Repeat every entry exactly as it appears.

┏━━

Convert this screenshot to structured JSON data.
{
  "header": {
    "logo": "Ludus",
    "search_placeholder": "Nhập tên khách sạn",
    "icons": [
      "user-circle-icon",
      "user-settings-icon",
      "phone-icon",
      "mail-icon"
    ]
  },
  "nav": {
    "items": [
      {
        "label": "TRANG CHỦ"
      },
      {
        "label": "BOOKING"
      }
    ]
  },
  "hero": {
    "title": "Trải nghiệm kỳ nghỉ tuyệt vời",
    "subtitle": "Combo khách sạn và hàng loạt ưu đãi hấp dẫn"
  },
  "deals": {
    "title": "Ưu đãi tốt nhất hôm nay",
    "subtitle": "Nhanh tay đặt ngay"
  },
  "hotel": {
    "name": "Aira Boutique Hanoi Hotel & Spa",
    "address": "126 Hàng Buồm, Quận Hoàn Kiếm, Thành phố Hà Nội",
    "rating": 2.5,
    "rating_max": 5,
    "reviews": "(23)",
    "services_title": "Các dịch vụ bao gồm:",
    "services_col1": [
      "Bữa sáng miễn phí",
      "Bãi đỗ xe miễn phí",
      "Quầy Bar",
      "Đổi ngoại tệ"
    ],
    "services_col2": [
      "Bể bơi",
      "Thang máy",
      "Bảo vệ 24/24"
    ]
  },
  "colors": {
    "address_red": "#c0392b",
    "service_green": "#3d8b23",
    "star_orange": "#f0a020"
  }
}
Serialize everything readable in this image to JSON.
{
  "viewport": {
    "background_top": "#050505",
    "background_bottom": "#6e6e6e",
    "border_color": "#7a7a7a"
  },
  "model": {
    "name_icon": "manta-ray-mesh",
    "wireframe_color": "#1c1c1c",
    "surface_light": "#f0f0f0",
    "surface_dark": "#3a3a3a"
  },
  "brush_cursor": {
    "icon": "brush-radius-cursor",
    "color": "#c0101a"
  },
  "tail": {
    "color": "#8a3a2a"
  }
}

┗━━

* [REPLY TO THE TASK]
Convert this screenshot to structured JSON data.
{
  "header": {
    "logo": "Ludus",
    "search_placeholder": "Nhập tên khách sạn",
    "icons": [
      "user-circle-icon",
      "user-settings-icon",
      "phone-icon",
      "mail-icon"
    ]
  },
  "nav": {
    "items": [
      {
        "label": "TRANG CHỦ"
      },
      {
        "label": "BOOKING"
      }
    ]
  },
  "hero": {
    "title": "Trải nghiệm kỳ nghỉ tuyệt vời",
    "subtitle": "Combo khách sạn và hàng loạt ưu đãi hấp dẫn"
  },
  "deals": {
    "title": "Ưu đãi tốt nhất hôm nay",
    "subtitle": "Nhanh tay đặt ngay"
  },
  "hotel": {
    "name": "Aira Boutique Hanoi Hotel & Spa",
    "address": "126 Hàng Buồm, Quận Hoàn Kiếm, Thành phố Hà Nội",
    "rating": 2.5,
    "rating_max": 5,
    "reviews": "(23)",
    "services_title": "Các dịch vụ bao gồm:",
    "services_col1": [
      "Bữa sáng miễn phí",
      "Bãi đỗ xe miễn phí",
      "Quầy Bar",
      "Đổi ngoại tệ"
    ],
    "services_col2": [
      "Bể bơi",
      "Thang máy",
      "Bảo vệ 24/24"
    ]
  },
  "colors": {
    "address_red": "#c0392b",
    "service_green": "#3d8b23",
    "star_orange": "#f0a020"
  }
}
Serialize everything readable in this image to JSON.
{
  "viewport": {
    "background_top": "#050505",
    "background_bottom": "#6e6e6e",
    "border_color": "#7a7a7a"
  },
  "model": {
    "name_icon": "manta-ray-mesh",
    "wireframe_color": "#1c1c1c",
    "surface_light": "#f0f0f0",
    "surface_dark": "#3a3a3a"
  },
  "brush_cursor": {
    "icon": "brush-radius-cursor",
    "color": "#c0101a"
  },
  "tail": {
    "color": "#8a3a2a"
  }
}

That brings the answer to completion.